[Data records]
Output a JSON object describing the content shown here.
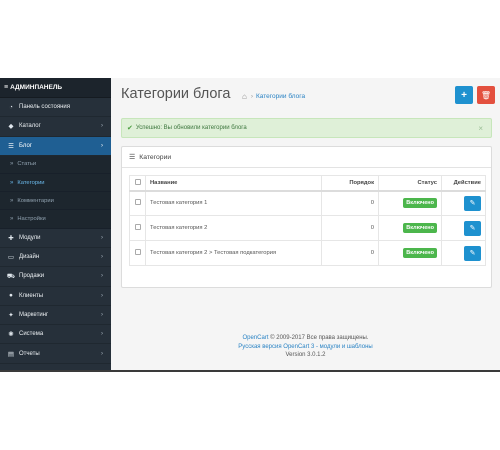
{
  "sidebar": {
    "header": "АДМИНПАНЕЛЬ",
    "items": [
      {
        "label": "Панель состояния",
        "icon": "dashboard-icon",
        "glyph": "◔"
      },
      {
        "label": "Каталог",
        "icon": "tag-icon",
        "glyph": "◆"
      },
      {
        "label": "Блог",
        "icon": "list-icon",
        "glyph": "☰"
      },
      {
        "label": "Модули",
        "icon": "puzzle-icon",
        "glyph": "✚"
      },
      {
        "label": "Дизайн",
        "icon": "monitor-icon",
        "glyph": "▭"
      },
      {
        "label": "Продажи",
        "icon": "cart-icon",
        "glyph": "⛟"
      },
      {
        "label": "Клиенты",
        "icon": "user-icon",
        "glyph": "●"
      },
      {
        "label": "Маркетинг",
        "icon": "share-icon",
        "glyph": "✦"
      },
      {
        "label": "Система",
        "icon": "cog-icon",
        "glyph": "✺"
      },
      {
        "label": "Отчеты",
        "icon": "bar-chart-icon",
        "glyph": "▤"
      }
    ],
    "blog_sub": [
      "Статьи",
      "Категории",
      "Комментарии",
      "Настройки"
    ]
  },
  "page": {
    "title": "Категории блога",
    "breadcrumb": "Категории блога"
  },
  "alert": {
    "text": "Успешно: Вы обновили категории блога",
    "close": "×"
  },
  "panel": {
    "title": "Категории",
    "columns": {
      "name": "Название",
      "sort": "Порядок",
      "status": "Статус",
      "action": "Действие"
    },
    "rows": [
      {
        "name": "Тестовая категория 1",
        "sort": "0",
        "status": "Включено"
      },
      {
        "name": "Тестовая категория 2",
        "sort": "0",
        "status": "Включено"
      },
      {
        "name": "Тестовая категория 2 > Тестовая подкатегория",
        "sort": "0",
        "status": "Включено"
      }
    ]
  },
  "footer": {
    "brand": "OpenCart",
    "copyright": " © 2009-2017 Все права защищены.",
    "version_link": "Русская версия OpenCart 3 - модули и шаблоны",
    "version": "Version 3.0.1.2"
  },
  "colors": {
    "sidebar_bg": "#26303a",
    "active_item": "#1f5f93",
    "primary_button": "#1e91cf",
    "danger_button": "#e3503e",
    "status_badge": "#4cb64c",
    "alert_bg": "#dff0d8"
  }
}
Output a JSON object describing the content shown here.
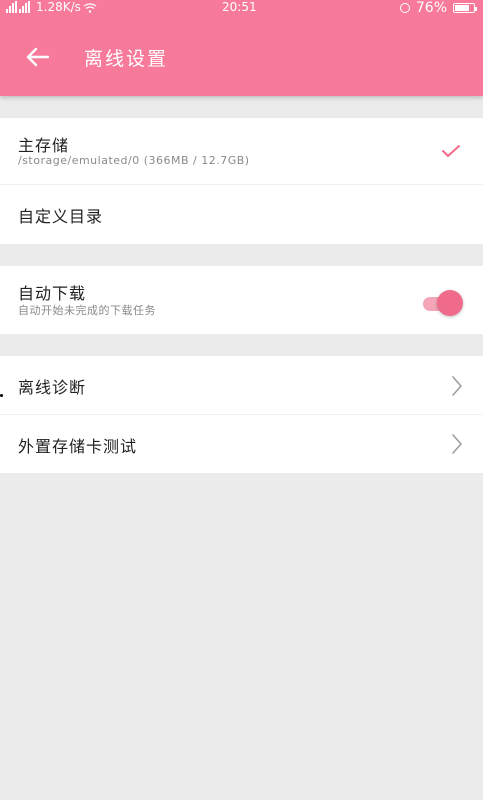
{
  "status": {
    "net_speed": "1.28K/s",
    "time": "20:51",
    "battery": "76%",
    "battery_level": 0.76
  },
  "header": {
    "title": "离线设置"
  },
  "storage": {
    "main_label": "主存储",
    "main_path": "/storage/emulated/0 (366MB / 12.7GB)",
    "custom_label": "自定义目录"
  },
  "download": {
    "label": "自动下载",
    "desc": "自动开始未完成的下载任务",
    "enabled": true
  },
  "tools": {
    "diagnose_label": "离线诊断",
    "sdcard_label": "外置存储卡测试"
  },
  "colors": {
    "accent": "#f77a9a",
    "toggle_on": "#f06a8c"
  }
}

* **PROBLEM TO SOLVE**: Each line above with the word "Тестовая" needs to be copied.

* **EXERCISE OUTPUT**:
        "name": "Тестовая категория 1",
        "name": "Тестовая категория 2",
        "name": "Тестовая категория 2 > Тестовая подкатегория",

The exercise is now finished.